Are we heading for a future populated by robotic police officers? Over in Dubai, the largest city in the United Arab Emirates, that scenario could become a reality sooner than expected. The emirate is set to introduce the first robotic law enforcement agents tomorrow; a step toward the ultimate plan for robots to make up 25 percent of its police force by 2030.

The adapted REEM robot, which measures around 5 feet five inches high and weighs 220 pounds, was shown off at the Gulf Information Security Expo and Conference on Sunday. It's designed by Spanish company PAL Robotics, and while it can't chase or arrest suspects - it's not quite Robocop, yet - the machine's facial recognition technology can help police identify and catch offenders - though it's still only 80 percent accurate. It also features cameras that send a live feed back to the control center.

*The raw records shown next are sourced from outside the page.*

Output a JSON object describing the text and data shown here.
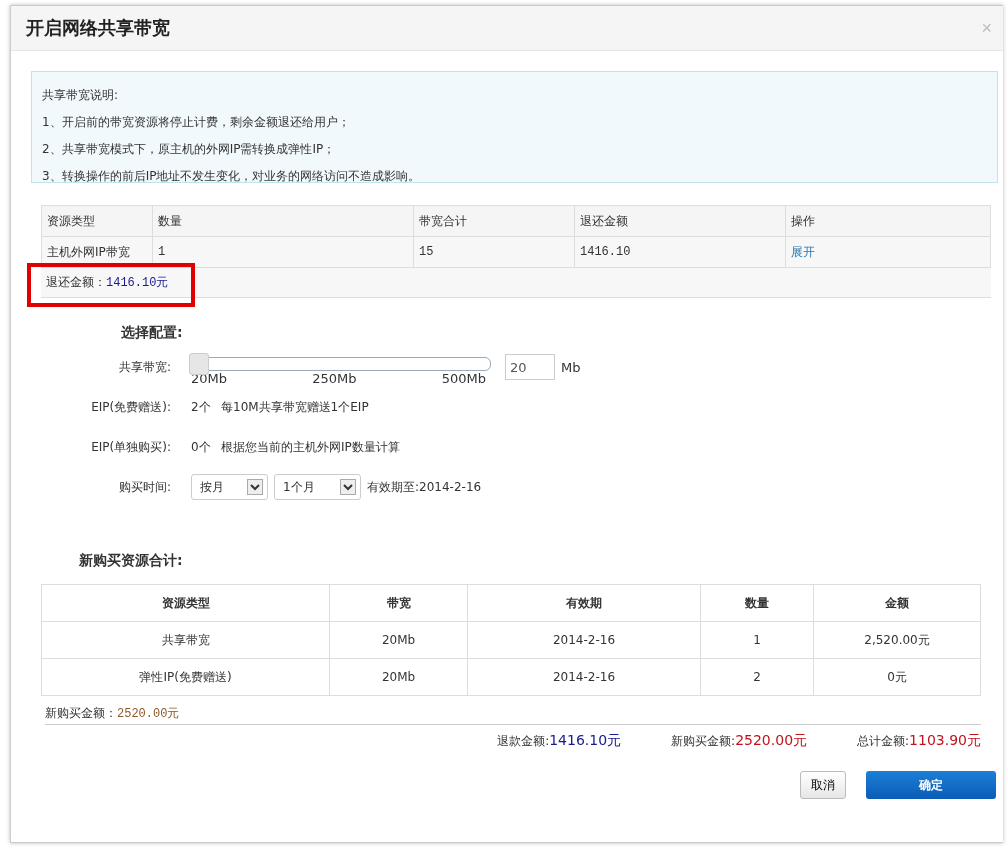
{
  "dialog": {
    "title": "开启网络共享带宽",
    "close": "×"
  },
  "notice": {
    "heading": "共享带宽说明:",
    "lines": [
      "1、开启前的带宽资源将停止计费，剩余金额退还给用户；",
      "2、共享带宽模式下，原主机的外网IP需转换成弹性IP；",
      "3、转换操作的前后IP地址不发生变化，对业务的网络访问不造成影响。"
    ]
  },
  "refund_table": {
    "columns": [
      "资源类型",
      "数量",
      "带宽合计",
      "退还金额",
      "操作"
    ],
    "rows": [
      {
        "cells": [
          "主机外网IP带宽",
          "1",
          "15",
          "1416.10"
        ],
        "action": "展开"
      }
    ],
    "summary_label": "退还金额：",
    "summary_value": "1416.10元"
  },
  "config": {
    "heading": "选择配置:",
    "bandwidth": {
      "label": "共享带宽:",
      "level": 0,
      "ticks": [
        "20Mb",
        "250Mb",
        "500Mb"
      ],
      "value": "20",
      "unit": "Mb"
    },
    "eip_free": {
      "label": "EIP(免费赠送):",
      "count": "2个",
      "note": "每10M共享带宽赠送1个EIP"
    },
    "eip_paid": {
      "label": "EIP(单独购买):",
      "count": "0个",
      "note": "根据您当前的主机外网IP数量计算"
    },
    "period": {
      "label": "购买时间:",
      "unit_select": "按月",
      "length_select": "1个月",
      "expiry": "有效期至:2014-2-16"
    }
  },
  "purchase": {
    "heading": "新购买资源合计:",
    "columns": [
      "资源类型",
      "带宽",
      "有效期",
      "数量",
      "金额"
    ],
    "rows": [
      [
        "共享带宽",
        "20Mb",
        "2014-2-16",
        "1",
        "2,520.00元"
      ],
      [
        "弹性IP(免费赠送)",
        "20Mb",
        "2014-2-16",
        "2",
        "0元"
      ]
    ],
    "summary_label": "新购买金额：",
    "summary_value": "2520.00元"
  },
  "totals": [
    {
      "label": "退款金额:",
      "value": "1416.10元",
      "color": "#1a1a8c"
    },
    {
      "label": "新购买金额:",
      "value": "2520.00元",
      "color": "#c0141c"
    },
    {
      "label": "总计金额:",
      "value": "1103.90元",
      "color": "#c0141c"
    }
  ],
  "buttons": {
    "cancel": "取消",
    "confirm": "确定"
  }
}
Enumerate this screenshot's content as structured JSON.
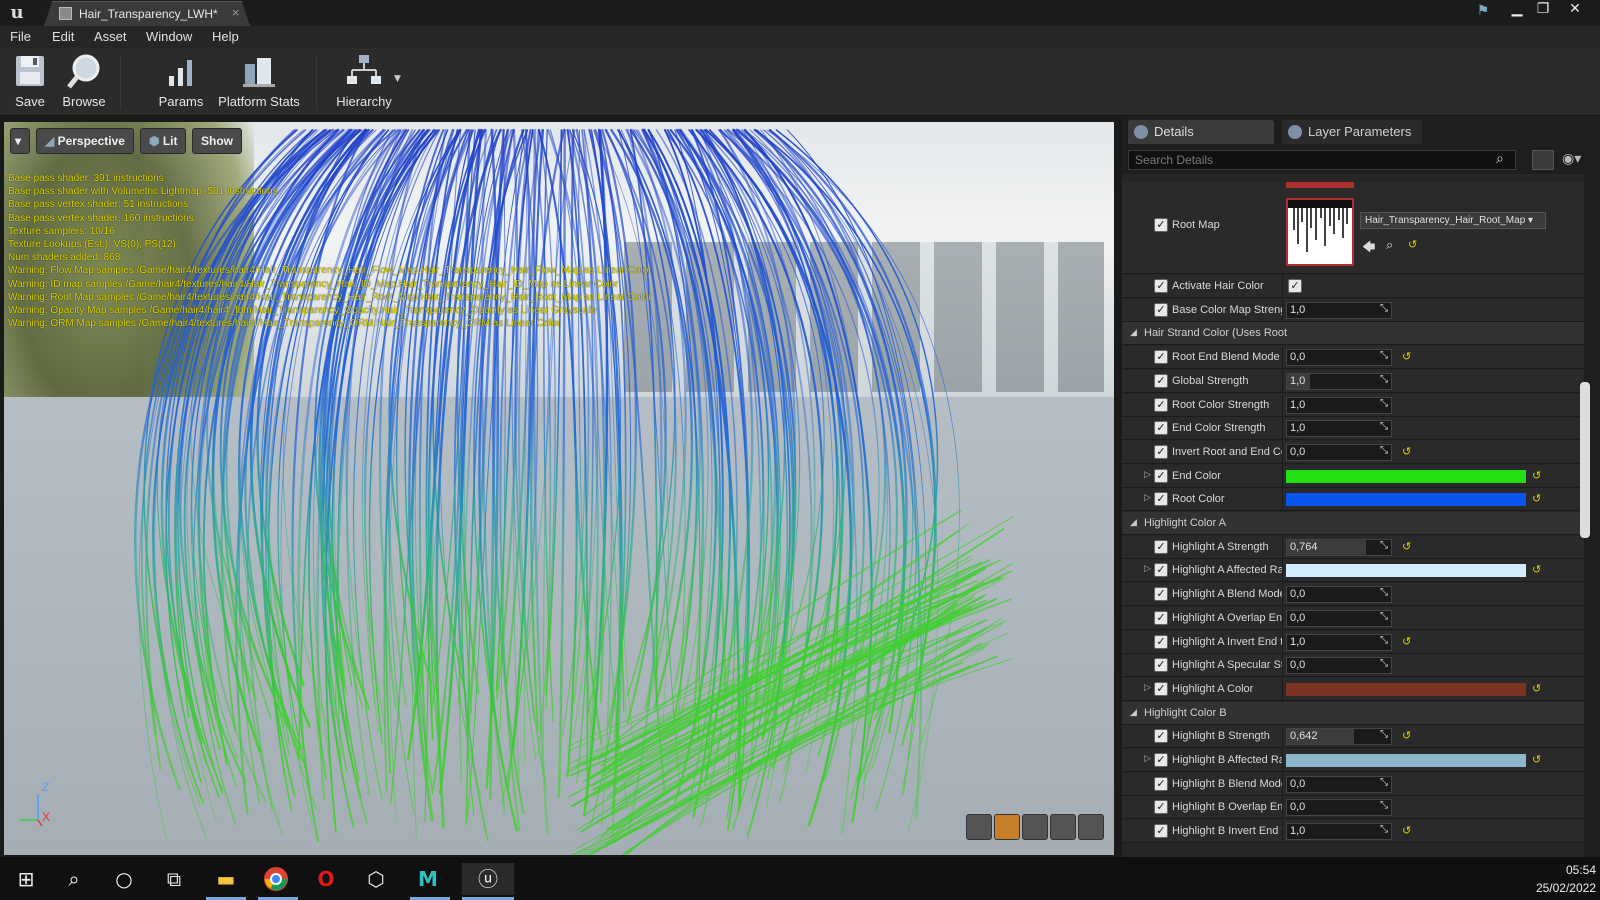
{
  "window": {
    "title": "Hair_Transparency_LWH*"
  },
  "menu": [
    "File",
    "Edit",
    "Asset",
    "Window",
    "Help"
  ],
  "toolbar": {
    "save": "Save",
    "browse": "Browse",
    "params": "Params",
    "platform_stats": "Platform Stats",
    "hierarchy": "Hierarchy"
  },
  "viewport": {
    "perspective": "Perspective",
    "lit": "Lit",
    "show": "Show",
    "stats": [
      "Base pass shader: 391 instructions",
      "Base pass shader with Volumetric Lightmap: 581 instructions",
      "Base pass vertex shader: 51 instructions",
      "Base pass vertex shader: 160 instructions",
      "Texture samplers: 10/16",
      "Texture Lookups (Est.): VS(0), PS(12)",
      "Num shaders added: 868",
      "Warning: Flow Map samples /Game/hair4/textures/hair4/Hair_Transparency_Hair_Flow_Map.Hair_Transparency_Hair_Flow_Map as Linear Color",
      "Warning: ID map samples /Game/hair4/textures/hair4/Hair_Transparency_Hair_ID_Map.Hair_Transparency_Hair_ID_Map as Linear Color",
      "Warning: Root Map samples /Game/hair4/textures/hair4/Hair_Transparency_Hair_Root_Map.Hair_Transparency_Hair_Root_Map as Linear Color",
      "Warning: Opacity Map samples /Game/hair4/hair4_fbm/Hair_Transparency_Opacity.Hair_Transparency_Opacity as Linear Grayscale",
      "Warning: ORM Map samples /Game/hair4/textures/hair4/Hair_Transparency_ORM.Hair_Transparency_ORM as Linear Color"
    ],
    "axis_z": "Z",
    "axis_x": "X"
  },
  "panel": {
    "tab_details": "Details",
    "tab_layer": "Layer Parameters",
    "search_placeholder": "Search Details",
    "root_map": {
      "label": "Root Map",
      "texture": "Hair_Transparency_Hair_Root_Map"
    },
    "rows": [
      {
        "kind": "bool",
        "label": "Activate Hair Color",
        "checked": true
      },
      {
        "kind": "num",
        "label": "Base Color Map Streng",
        "value": "1,0",
        "reset": false
      },
      {
        "kind": "cat",
        "label": "Hair Strand Color (Uses Root"
      },
      {
        "kind": "num",
        "label": "Root End Blend Mode",
        "value": "0,0",
        "reset": true
      },
      {
        "kind": "num",
        "label": "Global Strength",
        "value": "1,0",
        "reset": false,
        "fill": 0.22
      },
      {
        "kind": "num",
        "label": "Root Color Strength",
        "value": "1,0",
        "reset": false
      },
      {
        "kind": "num",
        "label": "End Color Strength",
        "value": "1,0",
        "reset": false
      },
      {
        "kind": "num",
        "label": "Invert Root and End Col",
        "value": "0,0",
        "reset": true
      },
      {
        "kind": "color",
        "label": "End Color",
        "color": "#22e010"
      },
      {
        "kind": "color",
        "label": "Root Color",
        "color": "#0a55ee"
      },
      {
        "kind": "cat",
        "label": "Highlight Color A"
      },
      {
        "kind": "num",
        "label": "Highlight A Strength",
        "value": "0,764",
        "reset": true,
        "fill": 0.764
      },
      {
        "kind": "color",
        "label": "Highlight A Affected Ra",
        "color": "#d4ecff"
      },
      {
        "kind": "num",
        "label": "Highlight A Blend Mode",
        "value": "0,0",
        "reset": false
      },
      {
        "kind": "num",
        "label": "Highlight A Overlap End",
        "value": "0,0",
        "reset": false
      },
      {
        "kind": "num",
        "label": "Highlight A Invert End to",
        "value": "1,0",
        "reset": true
      },
      {
        "kind": "num",
        "label": "Highlight A Specular Str",
        "value": "0,0",
        "reset": false
      },
      {
        "kind": "color",
        "label": "Highlight A Color",
        "color": "#7a3322"
      },
      {
        "kind": "cat",
        "label": "Highlight Color B"
      },
      {
        "kind": "num",
        "label": "Highlight B Strength",
        "value": "0,642",
        "reset": true,
        "fill": 0.642
      },
      {
        "kind": "color",
        "label": "Highlight B Affected Ra",
        "color": "#8fb7cc"
      },
      {
        "kind": "num",
        "label": "Highlight B Blend Mode",
        "value": "0,0",
        "reset": false
      },
      {
        "kind": "num",
        "label": "Highlight B Overlap End",
        "value": "0,0",
        "reset": false
      },
      {
        "kind": "num",
        "label": "Highlight B Invert End to",
        "value": "1,0",
        "reset": true
      }
    ]
  },
  "taskbar": {
    "time": "05:54",
    "date": "25/02/2022"
  }
}
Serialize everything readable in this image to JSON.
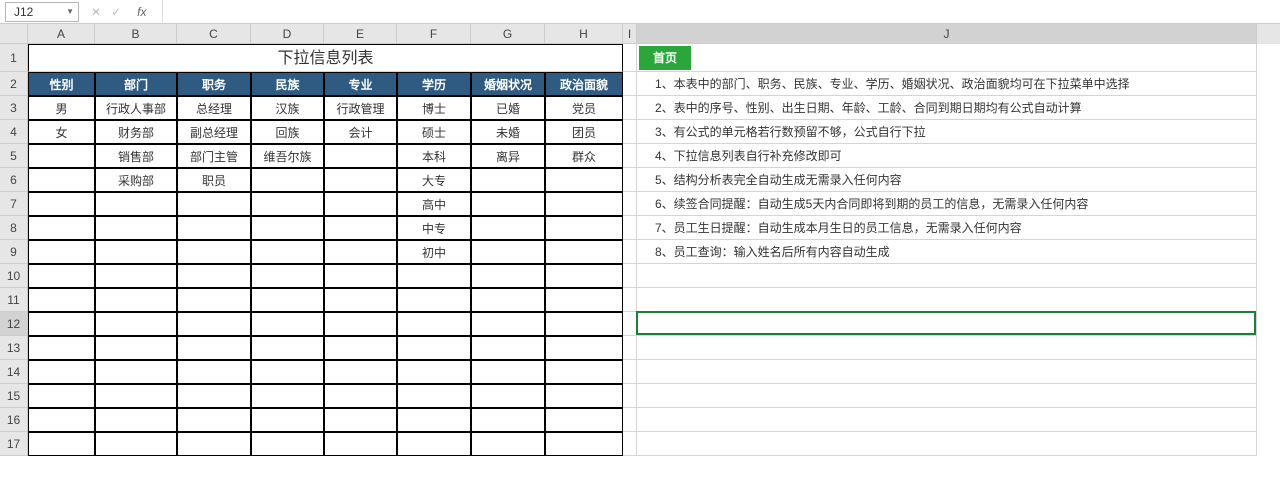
{
  "nameBox": "J12",
  "formula": "",
  "columns": [
    "A",
    "B",
    "C",
    "D",
    "E",
    "F",
    "G",
    "H",
    "I",
    "J"
  ],
  "rowCount": 17,
  "activeCell": {
    "col": "J",
    "row": 12
  },
  "table": {
    "title": "下拉信息列表",
    "headers": [
      "性别",
      "部门",
      "职务",
      "民族",
      "专业",
      "学历",
      "婚姻状况",
      "政治面貌"
    ],
    "rows": [
      [
        "男",
        "行政人事部",
        "总经理",
        "汉族",
        "行政管理",
        "博士",
        "已婚",
        "党员"
      ],
      [
        "女",
        "财务部",
        "副总经理",
        "回族",
        "会计",
        "硕士",
        "未婚",
        "团员"
      ],
      [
        "",
        "销售部",
        "部门主管",
        "维吾尔族",
        "",
        "本科",
        "离异",
        "群众"
      ],
      [
        "",
        "采购部",
        "职员",
        "",
        "",
        "大专",
        "",
        ""
      ],
      [
        "",
        "",
        "",
        "",
        "",
        "高中",
        "",
        ""
      ],
      [
        "",
        "",
        "",
        "",
        "",
        "中专",
        "",
        ""
      ],
      [
        "",
        "",
        "",
        "",
        "",
        "初中",
        "",
        ""
      ]
    ]
  },
  "homeBtn": "首页",
  "notes": [
    "1、本表中的部门、职务、民族、专业、学历、婚姻状况、政治面貌均可在下拉菜单中选择",
    "2、表中的序号、性别、出生日期、年龄、工龄、合同到期日期均有公式自动计算",
    "3、有公式的单元格若行数预留不够，公式自行下拉",
    "4、下拉信息列表自行补充修改即可",
    "5、结构分析表完全自动生成无需录入任何内容",
    "6、续签合同提醒：自动生成5天内合同即将到期的员工的信息，无需录入任何内容",
    "7、员工生日提醒：自动生成本月生日的员工信息，无需录入任何内容",
    "8、员工查询：输入姓名后所有内容自动生成"
  ]
}
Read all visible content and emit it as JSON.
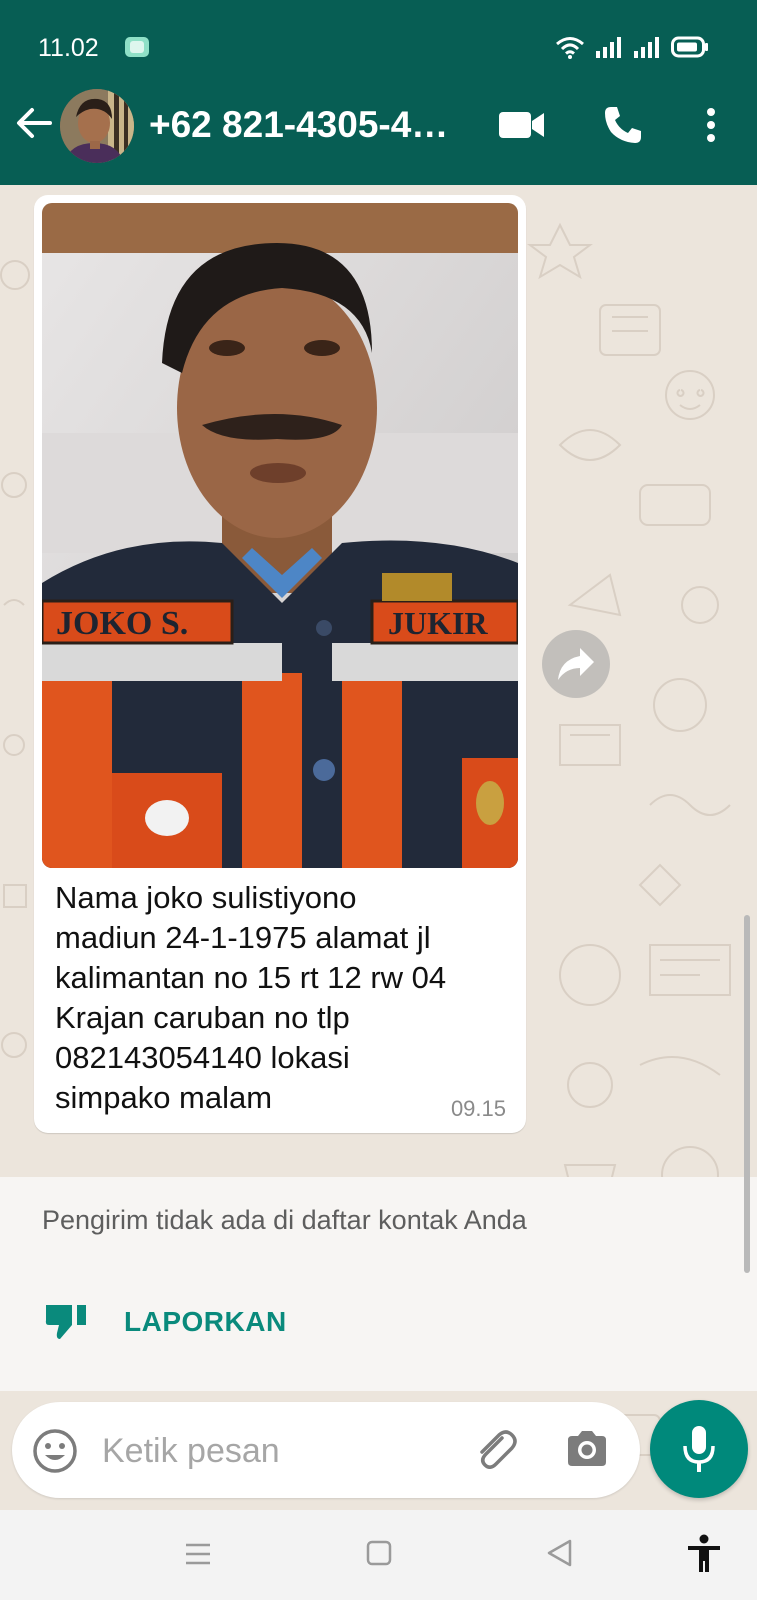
{
  "status_bar": {
    "time": "11.02"
  },
  "header": {
    "contact_title": "+62 821-4305-4…",
    "icons": [
      "back-arrow-icon",
      "contact-avatar",
      "video-call-icon",
      "phone-call-icon",
      "more-vert-icon"
    ]
  },
  "message": {
    "caption": "Nama joko sulistiyono\nmadiun 24-1-1975 alamat jl\nkalimantan no 15 rt 12 rw 04\nKrajan caruban no tlp\n082143054140 lokasi\nsimpako malam",
    "time": "09.15",
    "photo_badges": [
      "JOKO S.",
      "JUKIR"
    ]
  },
  "unknown_sender": {
    "notice": "Pengirim tidak ada di daftar kontak Anda",
    "report_label": "LAPORKAN"
  },
  "composer": {
    "placeholder": "Ketik pesan"
  },
  "colors": {
    "header": "#075e54",
    "accent": "#00897b",
    "report_text": "#0a8a7c",
    "chat_background": "#ece5dc"
  }
}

The model is an upgraded version of the prototype unveiled at Dubai's electronic trade show GITEX last year. It comes with a tablet built into its chest that allows people to report crimes, access public police information, and pay traffic tickets with their credit cards.

The extent of the improvements are unclear, but Dubai's Police Force has been working with Google, as well as IBM's Watson AI system, on its voice recognition capabilities. The autonomous robot can communicate with people and answer questions in six different languages. It can even detect a person's emotional state and can respond accordingly.

The aim is for the robots to eventually become advanced enough that they can operate as full police officers.

"With an aim to assist and help people in the malls or on the streets, the robocop is the latest smart addition to the force and has been designed to help us fight crime, keep the city safe and improve happiness levels," said Brigadier-General Khalid Nasser Al Razzouqi, director-general of smart services at Dubai Police, according to the Khaleej Times.

It remains to be seen how the public will feel about reporting crimes to a robot. Hopefully, it won't get punched to the ground like the K5 security robot in Mountain View, California recently.